[Work order]:
The response must restate all of the data word for word.

[Data shown]:
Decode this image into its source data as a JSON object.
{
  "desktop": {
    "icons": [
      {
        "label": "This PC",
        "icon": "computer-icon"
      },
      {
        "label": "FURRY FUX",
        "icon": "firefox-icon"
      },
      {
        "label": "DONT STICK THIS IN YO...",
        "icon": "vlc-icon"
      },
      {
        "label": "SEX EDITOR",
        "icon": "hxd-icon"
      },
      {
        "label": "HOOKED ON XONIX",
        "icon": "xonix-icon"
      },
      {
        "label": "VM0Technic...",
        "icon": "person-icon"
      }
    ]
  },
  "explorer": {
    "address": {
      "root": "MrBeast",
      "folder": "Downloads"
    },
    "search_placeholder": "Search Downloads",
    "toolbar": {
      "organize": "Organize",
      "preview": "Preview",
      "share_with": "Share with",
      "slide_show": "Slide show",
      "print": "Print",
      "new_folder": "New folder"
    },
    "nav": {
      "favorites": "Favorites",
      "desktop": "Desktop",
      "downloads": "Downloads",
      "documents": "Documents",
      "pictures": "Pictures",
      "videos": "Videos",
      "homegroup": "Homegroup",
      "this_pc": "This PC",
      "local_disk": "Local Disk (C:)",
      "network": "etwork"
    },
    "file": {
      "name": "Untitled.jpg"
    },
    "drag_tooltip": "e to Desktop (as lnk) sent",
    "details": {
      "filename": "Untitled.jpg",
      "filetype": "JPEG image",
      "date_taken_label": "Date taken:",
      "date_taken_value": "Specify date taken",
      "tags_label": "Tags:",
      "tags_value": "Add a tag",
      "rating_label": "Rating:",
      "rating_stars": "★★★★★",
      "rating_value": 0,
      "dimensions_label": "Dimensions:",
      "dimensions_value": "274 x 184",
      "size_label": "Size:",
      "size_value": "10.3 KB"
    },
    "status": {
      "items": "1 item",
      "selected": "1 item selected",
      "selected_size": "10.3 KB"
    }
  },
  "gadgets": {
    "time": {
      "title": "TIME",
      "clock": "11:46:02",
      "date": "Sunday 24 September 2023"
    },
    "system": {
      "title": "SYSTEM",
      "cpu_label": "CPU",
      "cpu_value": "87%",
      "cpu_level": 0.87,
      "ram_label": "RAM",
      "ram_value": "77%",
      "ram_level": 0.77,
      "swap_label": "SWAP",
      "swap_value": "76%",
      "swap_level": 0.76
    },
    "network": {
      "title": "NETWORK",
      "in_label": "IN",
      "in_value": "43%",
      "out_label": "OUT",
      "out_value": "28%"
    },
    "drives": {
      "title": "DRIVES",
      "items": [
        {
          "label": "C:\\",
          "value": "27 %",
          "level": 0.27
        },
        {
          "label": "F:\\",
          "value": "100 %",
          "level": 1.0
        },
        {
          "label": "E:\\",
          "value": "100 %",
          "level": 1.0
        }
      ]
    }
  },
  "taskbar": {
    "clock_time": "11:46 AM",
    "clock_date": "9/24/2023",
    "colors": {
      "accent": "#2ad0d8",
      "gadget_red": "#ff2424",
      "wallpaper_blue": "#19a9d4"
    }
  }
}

[Result for this task]:
Decode this image into its source data as a JSON object.
{
  "desktop": {
    "icons": [
      {
        "label": "This PC",
        "icon": "computer-icon"
      },
      {
        "label": "FURRY FUX",
        "icon": "firefox-icon"
      },
      {
        "label": "DONT STICK THIS IN YO...",
        "icon": "vlc-icon"
      },
      {
        "label": "SEX EDITOR",
        "icon": "hxd-icon"
      },
      {
        "label": "HOOKED ON XONIX",
        "icon": "xonix-icon"
      },
      {
        "label": "VM0Technic...",
        "icon": "person-icon"
      }
    ]
  },
  "explorer": {
    "address": {
      "root": "MrBeast",
      "folder": "Downloads"
    },
    "search_placeholder": "Search Downloads",
    "toolbar": {
      "organize": "Organize",
      "preview": "Preview",
      "share_with": "Share with",
      "slide_show": "Slide show",
      "print": "Print",
      "new_folder": "New folder"
    },
    "nav": {
      "favorites": "Favorites",
      "desktop": "Desktop",
      "downloads": "Downloads",
      "documents": "Documents",
      "pictures": "Pictures",
      "videos": "Videos",
      "homegroup": "Homegroup",
      "this_pc": "This PC",
      "local_disk": "Local Disk (C:)",
      "network": "etwork"
    },
    "file": {
      "name": "Untitled.jpg"
    },
    "drag_tooltip": "e to Desktop (as lnk) sent",
    "details": {
      "filename": "Untitled.jpg",
      "filetype": "JPEG image",
      "date_taken_label": "Date taken:",
      "date_taken_value": "Specify date taken",
      "tags_label": "Tags:",
      "tags_value": "Add a tag",
      "rating_label": "Rating:",
      "rating_stars": "★★★★★",
      "rating_value": 0,
      "dimensions_label": "Dimensions:",
      "dimensions_value": "274 x 184",
      "size_label": "Size:",
      "size_value": "10.3 KB"
    },
    "status": {
      "items": "1 item",
      "selected": "1 item selected",
      "selected_size": "10.3 KB"
    }
  },
  "gadgets": {
    "time": {
      "title": "TIME",
      "clock": "11:46:02",
      "date": "Sunday 24 September 2023"
    },
    "system": {
      "title": "SYSTEM",
      "cpu_label": "CPU",
      "cpu_value": "87%",
      "cpu_level": 0.87,
      "ram_label": "RAM",
      "ram_value": "77%",
      "ram_level": 0.77,
      "swap_label": "SWAP",
      "swap_value": "76%",
      "swap_level": 0.76
    },
    "network": {
      "title": "NETWORK",
      "in_label": "IN",
      "in_value": "43%",
      "out_label": "OUT",
      "out_value": "28%"
    },
    "drives": {
      "title": "DRIVES",
      "items": [
        {
          "label": "C:\\",
          "value": "27 %",
          "level": 0.27
        },
        {
          "label": "F:\\",
          "value": "100 %",
          "level": 1.0
        },
        {
          "label": "E:\\",
          "value": "100 %",
          "level": 1.0
        }
      ]
    }
  },
  "taskbar": {
    "clock_time": "11:46 AM",
    "clock_date": "9/24/2023",
    "colors": {
      "accent": "#2ad0d8",
      "gadget_red": "#ff2424",
      "wallpaper_blue": "#19a9d4"
    }
  }
}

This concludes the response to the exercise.